-------- Material for this exercise

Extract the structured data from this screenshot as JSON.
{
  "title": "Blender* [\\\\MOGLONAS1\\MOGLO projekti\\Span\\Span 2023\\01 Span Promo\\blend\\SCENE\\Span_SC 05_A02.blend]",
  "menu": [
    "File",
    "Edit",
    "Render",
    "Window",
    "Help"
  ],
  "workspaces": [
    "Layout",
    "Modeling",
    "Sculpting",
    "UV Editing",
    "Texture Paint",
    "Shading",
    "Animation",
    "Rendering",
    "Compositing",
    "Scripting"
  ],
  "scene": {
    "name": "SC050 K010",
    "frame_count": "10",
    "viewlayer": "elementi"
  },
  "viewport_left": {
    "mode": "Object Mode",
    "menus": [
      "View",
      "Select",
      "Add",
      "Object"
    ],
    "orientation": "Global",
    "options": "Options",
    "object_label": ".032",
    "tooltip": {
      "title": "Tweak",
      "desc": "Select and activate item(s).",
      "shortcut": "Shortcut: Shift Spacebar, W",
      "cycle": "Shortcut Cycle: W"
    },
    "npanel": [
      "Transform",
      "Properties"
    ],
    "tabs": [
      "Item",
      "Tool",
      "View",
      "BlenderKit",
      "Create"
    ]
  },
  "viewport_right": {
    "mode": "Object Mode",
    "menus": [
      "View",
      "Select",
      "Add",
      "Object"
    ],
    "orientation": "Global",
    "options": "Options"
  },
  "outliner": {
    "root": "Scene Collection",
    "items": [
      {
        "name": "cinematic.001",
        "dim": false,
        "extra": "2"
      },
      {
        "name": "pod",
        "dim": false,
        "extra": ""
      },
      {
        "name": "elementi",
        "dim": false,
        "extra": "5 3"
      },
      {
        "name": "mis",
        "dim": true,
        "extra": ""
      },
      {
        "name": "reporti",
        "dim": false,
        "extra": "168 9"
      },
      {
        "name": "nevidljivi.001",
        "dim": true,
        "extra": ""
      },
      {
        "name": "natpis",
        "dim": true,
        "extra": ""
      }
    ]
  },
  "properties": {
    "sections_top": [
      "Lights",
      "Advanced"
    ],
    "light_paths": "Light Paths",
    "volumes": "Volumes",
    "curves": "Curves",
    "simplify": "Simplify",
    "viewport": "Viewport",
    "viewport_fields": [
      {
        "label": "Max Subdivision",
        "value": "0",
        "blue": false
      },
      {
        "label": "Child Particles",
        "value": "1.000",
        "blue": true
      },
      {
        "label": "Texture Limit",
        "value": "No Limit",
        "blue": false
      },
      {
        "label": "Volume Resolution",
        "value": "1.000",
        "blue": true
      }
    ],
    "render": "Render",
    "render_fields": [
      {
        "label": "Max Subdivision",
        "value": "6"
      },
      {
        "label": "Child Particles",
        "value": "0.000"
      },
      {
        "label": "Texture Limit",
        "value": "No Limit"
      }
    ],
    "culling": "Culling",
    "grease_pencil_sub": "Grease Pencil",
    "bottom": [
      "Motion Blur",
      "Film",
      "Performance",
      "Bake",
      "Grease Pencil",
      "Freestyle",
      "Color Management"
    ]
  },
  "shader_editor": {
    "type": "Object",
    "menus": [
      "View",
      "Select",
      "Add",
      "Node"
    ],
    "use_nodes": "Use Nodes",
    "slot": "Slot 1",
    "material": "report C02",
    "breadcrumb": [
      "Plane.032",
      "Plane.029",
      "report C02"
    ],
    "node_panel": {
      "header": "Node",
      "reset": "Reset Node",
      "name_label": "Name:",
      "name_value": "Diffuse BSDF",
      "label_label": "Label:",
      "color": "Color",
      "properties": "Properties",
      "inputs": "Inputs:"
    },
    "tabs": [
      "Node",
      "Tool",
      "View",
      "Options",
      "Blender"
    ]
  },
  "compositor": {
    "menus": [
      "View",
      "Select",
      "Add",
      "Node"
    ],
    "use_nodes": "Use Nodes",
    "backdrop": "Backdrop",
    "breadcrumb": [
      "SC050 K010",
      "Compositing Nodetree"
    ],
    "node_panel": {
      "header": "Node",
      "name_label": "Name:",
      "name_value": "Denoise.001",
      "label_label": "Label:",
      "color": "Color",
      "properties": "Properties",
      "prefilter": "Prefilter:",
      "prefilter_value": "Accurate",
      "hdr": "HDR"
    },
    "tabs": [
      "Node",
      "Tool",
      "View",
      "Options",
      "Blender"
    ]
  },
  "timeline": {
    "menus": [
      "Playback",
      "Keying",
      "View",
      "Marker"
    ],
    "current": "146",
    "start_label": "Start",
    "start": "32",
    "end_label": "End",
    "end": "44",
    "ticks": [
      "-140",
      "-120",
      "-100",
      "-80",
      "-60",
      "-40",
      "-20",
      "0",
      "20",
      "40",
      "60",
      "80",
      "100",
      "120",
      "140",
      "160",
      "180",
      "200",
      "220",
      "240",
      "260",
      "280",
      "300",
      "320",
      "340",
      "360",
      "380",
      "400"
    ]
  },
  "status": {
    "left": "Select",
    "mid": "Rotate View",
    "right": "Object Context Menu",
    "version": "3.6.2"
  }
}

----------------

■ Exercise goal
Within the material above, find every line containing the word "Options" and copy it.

■ Written solution
    "options": "Options",
    "options": "Options"
      "Options",
      "Options",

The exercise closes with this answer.